Buy the guide. Then consult the guide. That way, you are unlikely to get anything wrong.

And no – referencing software is not just as good. It will inevitably make mistakes – and then you’ll need the guide to spot and fix them. Just get the guide.

A Research Methods Book

A key part of your dissertation methodology will be an explanation of what your chosen study design entails, why you chose it, and how it works.

You can answer these questions at a basic level just from common knowledge and a quick internet search, but to write an explanation in-depth enough for a dissertation, you’ll need to understand all the ins and outs.

A research methods or theory of research book will help you understand the options and choose the most appropriate one for your research questions and capabilities.

Books are available on qualitative research, quantitative research, mixed-methods, and many more approaches, as well as general research theory books that provide a good introduction to everything. Explore a few in your institution’s library; then, when you find one you love, invest in a copy just for yourself. You’ll use it again and again.

The Book Written by Your Key Theorist

Your theoretical framework [Link to What is Theory Post] will be something you return to at every stage of your research.

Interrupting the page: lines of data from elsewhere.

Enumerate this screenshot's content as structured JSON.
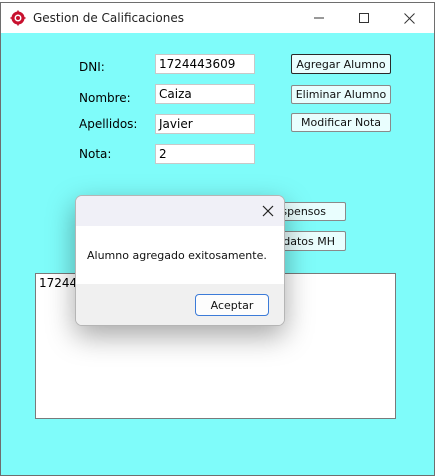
{
  "window": {
    "title": "Gestion de Calificaciones",
    "minimize_icon": "minimize-icon",
    "maximize_icon": "maximize-icon",
    "close_icon": "close-icon"
  },
  "form": {
    "dni_label": "DNI:",
    "dni_value": "1724443609",
    "nombre_label": "Nombre:",
    "nombre_value": "Caiza",
    "apellidos_label": "Apellidos:",
    "apellidos_value": "Javier",
    "nota_label": "Nota:",
    "nota_value": "2"
  },
  "buttons": {
    "agregar": "Agregar Alumno",
    "eliminar": "Eliminar Alumno",
    "modificar": "Modificar Nota",
    "suspensos_visible": "uspensos",
    "candidatos_visible": "didatos MH"
  },
  "list": {
    "visible_text": "172444"
  },
  "dialog": {
    "message": "Alumno agregado exitosamente.",
    "ok_label": "Aceptar"
  },
  "colors": {
    "client_background": "#7ffcfa",
    "dialog_button_border": "#3c7bd8"
  }
}
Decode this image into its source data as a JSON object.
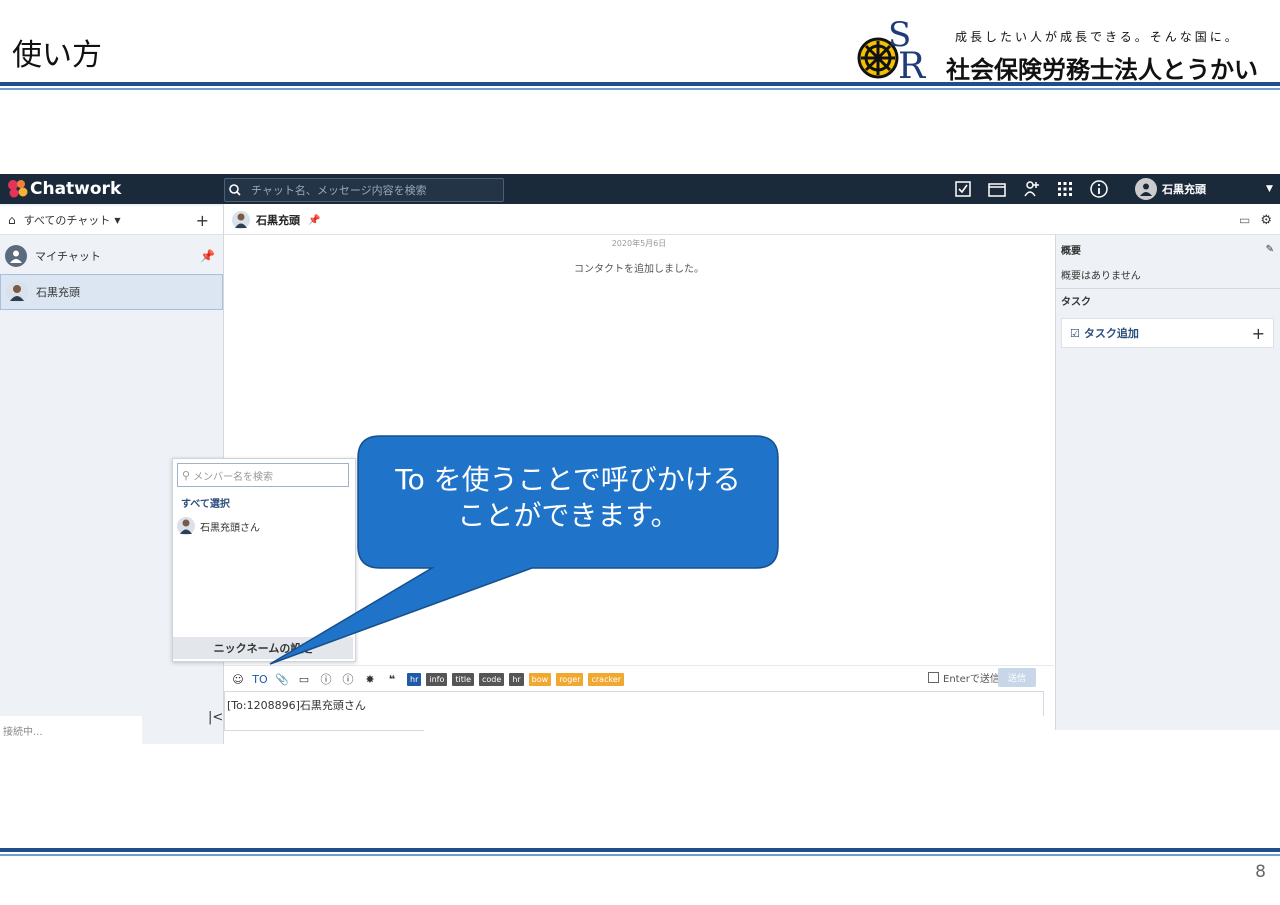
{
  "slide": {
    "title": "使い方",
    "page_number": "8"
  },
  "brand_block": {
    "logo_text": "SR",
    "slogan": "成長したい人が成長できる。そんな国に。",
    "company": "社会保険労務士法人とうかい"
  },
  "app": {
    "name": "Chatwork",
    "search_placeholder": "チャット名、メッセージ内容を検索",
    "topbar_icons": [
      "task-check-icon",
      "file-folder-icon",
      "contacts-add-icon",
      "apps-grid-icon",
      "info-icon"
    ],
    "user_name": "石黒充頭",
    "sidebar": {
      "filter_label": "すべてのチャット",
      "rooms": [
        {
          "name": "マイチャット"
        },
        {
          "name": "石黒充頭"
        }
      ],
      "status": "接続中..."
    },
    "room": {
      "title": "石黒充頭",
      "date": "2020年5月6日",
      "system_message": "コンタクトを追加しました。"
    },
    "panel": {
      "summary_title": "概要",
      "summary_empty": "概要はありません",
      "tasks_title": "タスク",
      "add_task": "タスク追加"
    },
    "toolbar": {
      "to_label": "TO",
      "tags": [
        {
          "label": "hr",
          "color": "#1e5aa8"
        },
        {
          "label": "info",
          "color": "#555555"
        },
        {
          "label": "title",
          "color": "#555555"
        },
        {
          "label": "code",
          "color": "#555555"
        },
        {
          "label": "hr",
          "color": "#555555"
        },
        {
          "label": "bow",
          "color": "#f0a830"
        },
        {
          "label": "roger",
          "color": "#f0a830"
        },
        {
          "label": "cracker",
          "color": "#f0a830"
        }
      ],
      "enter_to_send": "Enterで送信",
      "send": "送信"
    },
    "composer_value": "[To:1208896]石黒充頭さん",
    "mention_popup": {
      "search_placeholder": "メンバー名を検索",
      "select_all": "すべて選択",
      "member": "石黒充頭さん",
      "nickname_button": "ニックネームの設定"
    }
  },
  "callout": {
    "line1": "To を使うことで呼びかける",
    "line2": "ことができます。",
    "color": "#1f73c8"
  }
}
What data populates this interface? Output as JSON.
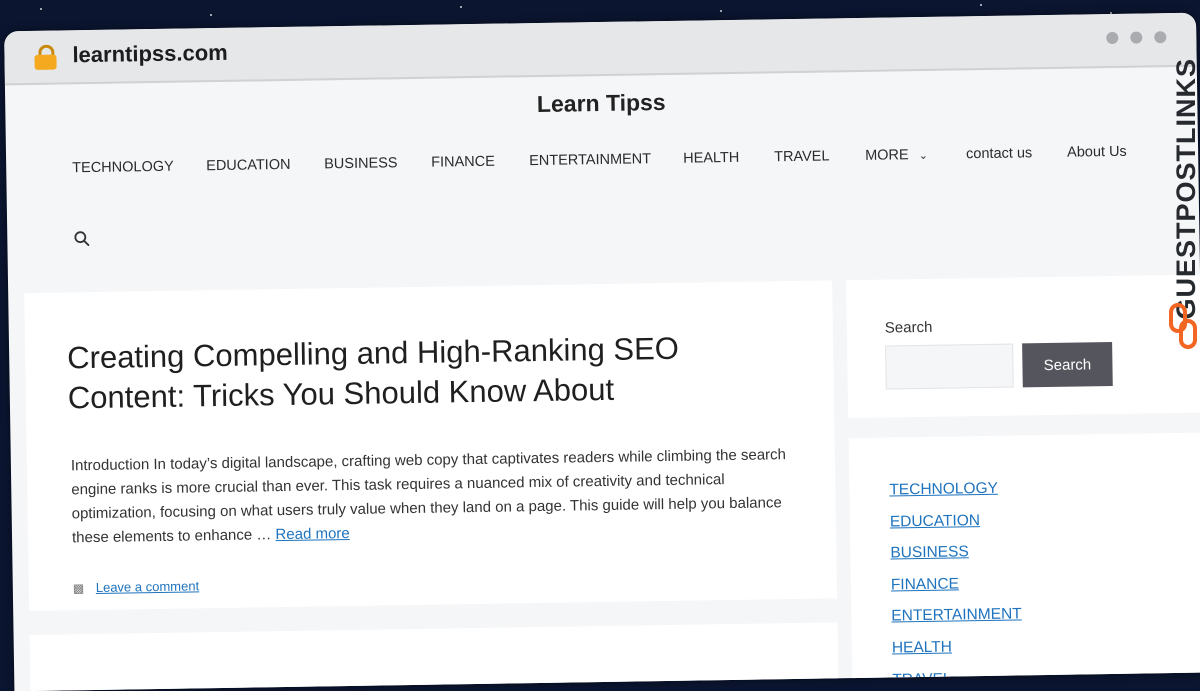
{
  "browser": {
    "url": "learntipss.com"
  },
  "site": {
    "title": "Learn Tipss"
  },
  "nav": {
    "items": [
      "TECHNOLOGY",
      "EDUCATION",
      "BUSINESS",
      "FINANCE",
      "ENTERTAINMENT",
      "HEALTH",
      "TRAVEL",
      "MORE",
      "contact us",
      "About Us"
    ]
  },
  "post": {
    "title": "Creating Compelling and High-Ranking SEO Content: Tricks You Should Know About",
    "excerpt": "Introduction In today’s digital landscape, crafting web copy that captivates readers while climbing the search engine ranks is more crucial than ever. This task requires a nuanced mix of creativity and technical optimization, focusing on what users truly value when they land on a page. This guide will help you balance these elements to enhance …",
    "read_more": "Read more",
    "comment_link": "Leave a comment"
  },
  "sidebar": {
    "search_label": "Search",
    "search_button": "Search",
    "categories": [
      "TECHNOLOGY",
      "EDUCATION",
      "BUSINESS",
      "FINANCE",
      "ENTERTAINMENT",
      "HEALTH",
      "TRAVEL"
    ]
  },
  "watermark": {
    "text": "GUESTPOSTLINKS"
  },
  "colors": {
    "link": "#1e73be",
    "button": "#55555e",
    "accent": "#f26522",
    "background": "#0b1530"
  },
  "icons": [
    "lock-icon",
    "search-icon",
    "chevron-down-icon",
    "comments-icon",
    "link-logo-icon"
  ]
}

You can’t buy every source out there on your theory, but if there are one or two particularly relevant theorists, it’s worth buying copies of their key works. Alternative, a comprehensive introductory work may be a good idea if there are many key theorists you need to work with.

These are the works that are often only available on short loan, or that are always being checked out by other students from the library. Get yourself a copy, and you’ll know you always have access to your theory.

The Book Written by Your Committee Chair

You hopefully chose your dissertation committee chair because they have some expertise in your chosen field of study.

Your chair will also have a tremendous influence on your study design, your approach to research, and your methods of interpreting your findings.

I therefore recommend getting familiar with their work. Have a copy of one of their books (recent if possible) and annotate heavily. Pay attention to how they think, what they focus on, and their methods of working. It will help you understand their feedback on your own work.

A Book on Your Topic That You’ve Wanted for Ages

It’s important to keep up your enthusiasm in your topic – you’ll be working on this project for years to come.

There is a lot of required reading in your future, so while you still have some breathing space, take the opportunity to treat yourself to a book that fills you with joy and excitement.